A connectionist central pattern generator for the aquatic and terrestrial gaits of a simulated salamander

  • Ijspeert A
  • 141

    Readers

    Mendeley users who have this article in their library.
  • 222

    Citations

    Citations of this article.

Abstract

This article investigates the neural mechanisms underlying salamander locomotion, and develops a biologically plausible connectionist model of a central pattern generator capable of producing the typical aquatic and terrestrial gaits of the salamander. It investigates, in particular, what type of neural circuitry can produce and modulate the two locomotor programs identified within the salamander's spinal cord; namely, a traveling wave of neural activity for swimming and a standing wave for trotting. A two-dimensional biomechanical simulation of the salamander's body is developed whose muscle contraction is determined by the locomotion controller simulated as a leaky-integrator neural network. While the connectivity of the neural circuitry underlying locomotion in the salamander has not been decoded for the moment, this article presents the design of a neural circuit that has a general organization corresponding to that hypothesized by neurobiologists. In particular, the locomotion controller is based on a body central pattern generator (CPG) corresponding to a lamprey-like swimming controller, and is extended with a limb CPG for controlling the salamander's limbs. The complete controller is developed in three stages: first the development of segmental oscillators, second the development of intersegmental coupling for the making of a lamprey-like swimming CPG, and finally the development of the limb CPG and its coupling to the body CPG. A genetic algorithm is used to determine the parameters of the neural circuit for the different stages, given a high-level description of the desired state space trajectories of the different subnetworks. A controller is thus developed that can produce neural activities and locomotion gaits very similar to those observed in the real salamander.

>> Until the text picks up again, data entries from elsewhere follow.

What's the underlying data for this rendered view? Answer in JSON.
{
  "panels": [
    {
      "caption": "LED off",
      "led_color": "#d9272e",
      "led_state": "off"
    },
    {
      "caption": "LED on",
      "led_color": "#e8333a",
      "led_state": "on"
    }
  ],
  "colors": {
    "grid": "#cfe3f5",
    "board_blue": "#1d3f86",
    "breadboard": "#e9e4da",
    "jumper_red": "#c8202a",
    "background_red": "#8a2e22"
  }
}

By varying the tonic (i.e. non-oscillating) excitation applied to the network, the speed, direction and type of gait can be varied.

Get free article suggestions today

Mendeley saves you time finding and organizing research

Sign up here
Already have an account ?Sign in

Find this document

Authors

  • Auke Jan Ijspeert

Cite this document

Choose a citation style from the tabs below

Save time finding and organizing research with Mendeley

Sign up for free